RANDI! with her guess of 58 toques! By my best reckoning, and verified by e-mail to Lovely Daughter, the actual number of toques knitted as of the date of my Blogiversary (May 11) was (everyone over there sitting down?) SIXTY-THREE (63) toques. Randi, if you'll e-mail me (address in profile) your information I will send off your Spectacular Prizes!
For those who may not know - a "toque" is a cap associated with the French and French-Canadian Voyageurs during the Fur Trade era. You see lots of pictures depicting the voyageurs in their canoes, and almost invariably they're wearing red knitted caps. A bit of research showed me that the originals looked like knitted footballs; they're then folded in on themselves to the preferred length.
Here you can see how the same toque can be worn in different ways. Well - no, the SAME way, but with a varying length.
The preferred color for toques is "red"; however, within that description you have your brick, your maroon, your burgundy, your ruby.....other popular colors are "French bleu" and the occasional green. Because they're easy for me to knit I really DO (ignore all that complaining) enjoy knitting them.
After making toques for some
Now, a ship went down in the middle of the 18th century in the icy Canadian waters which effectively preserved much of the contents. The ship was The Machault , and among the wealth of material goods on board was found a knitted toque. My pattern nearly replicates this, which means that I have some historical documentation for it. This is valuable information for historical reenactors, let me tell you. Serious reenactors fancy looking as close as possible to what history tells us we would've looked like, had we in fact lived in New France, circa 17something.
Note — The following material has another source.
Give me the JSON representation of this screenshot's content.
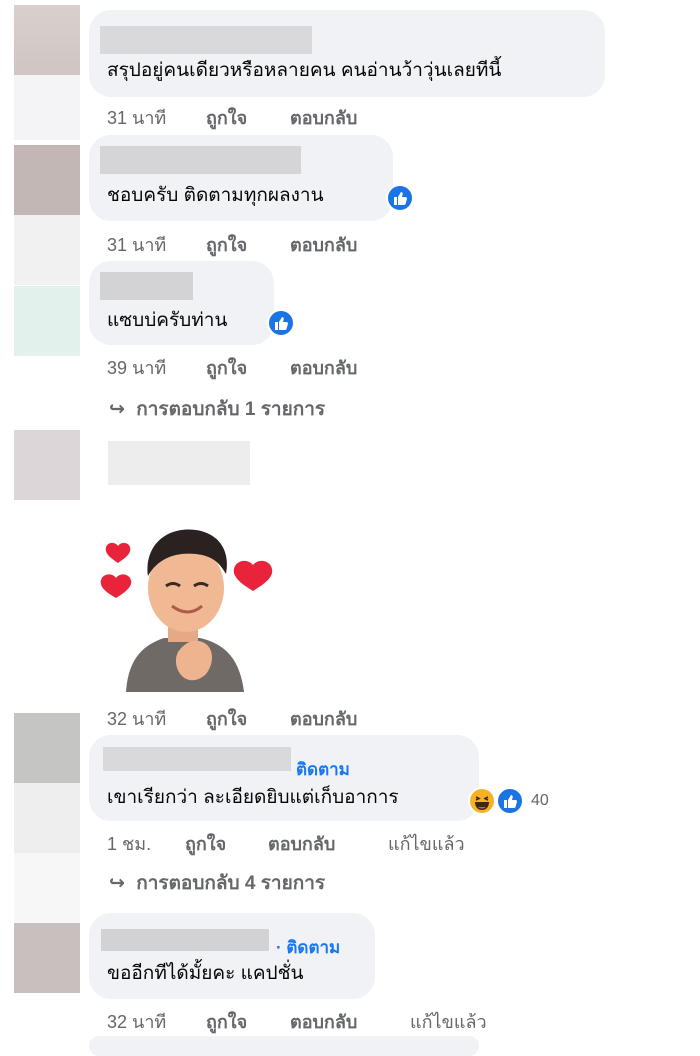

As a result, (if I may say so) my toques became known in our crowd and while I
THAT is how I've wound up making 63 toques. There have been very few weeks that I did NOT have a toque on the needles. But it happened! I finished the very last toque, which will arrive at its owner's home in Nova Scotia later this week (depending, of course, on how long it takes getting through Customs, &c). NOTE: when I send off a toque, I include a monograph on the history of le toque in the life of the voyageurs; a sheet on the care of the toque (like voyageurs ever had time to run into town and use the laundromat); a description of the importance to the voyageurs of Ste Anne -- and I affix a small Ste Anne medal to each toque with an 18th-century style straight pin.
FYI: I have, for almost each and every toque, used Cascade 220. It comes in a rich assortment of reds as well as proper dusty grey-blues which pass to my eye as "French Bleu" and many delicious shades of greens and natural colors as well. The exceptions have been some made of Lopi Lite (nice, but a tad scratchy) and once or twice Lamb's Pride (although the likelihood of a knitter in New France running into mohair is just a tad on the side of YEAHRIGHTNOWAY and FUGEDDABOUTIT). If you know what I mean. I usually use either #6 or #7 DPNS, but have used #5s and #8s.
I've since made a few dishcloths (the common granny kind); I've made some progress on a baby wrap, cast on a sock (I think the appropriate word here is WOOT! ); made progress on a scarf and dug out my felted slipper pattern.
"But WAIT", as they say on late-night teevee - "there's MORE!" One of my customers sent me a copy of an e-mail he sent to a fellow he heard from. The fellow had apparently seen and admired HIS toque and asked where he got it . Soooooo...there'll be another commission coming around the bend, I ween. ("Ween" is a sort of medieval-ish word meaning "betcha hunnert bucks".)
Therefore! Again, CONGRATULATIONS TO RANDI (I think it's "Blogless Randi") and I will reveal what her panoply of posh prizes is when I know she's gotten them. No way I'll spoil the surprise!
Oh - and thanks to everyone who guessed! And to my fellow Hog-and-Bloggers and dear companions at The Sow's Ear: if you hear me griping about toques, feel free to stick out your tongue and say "You know you love 'em."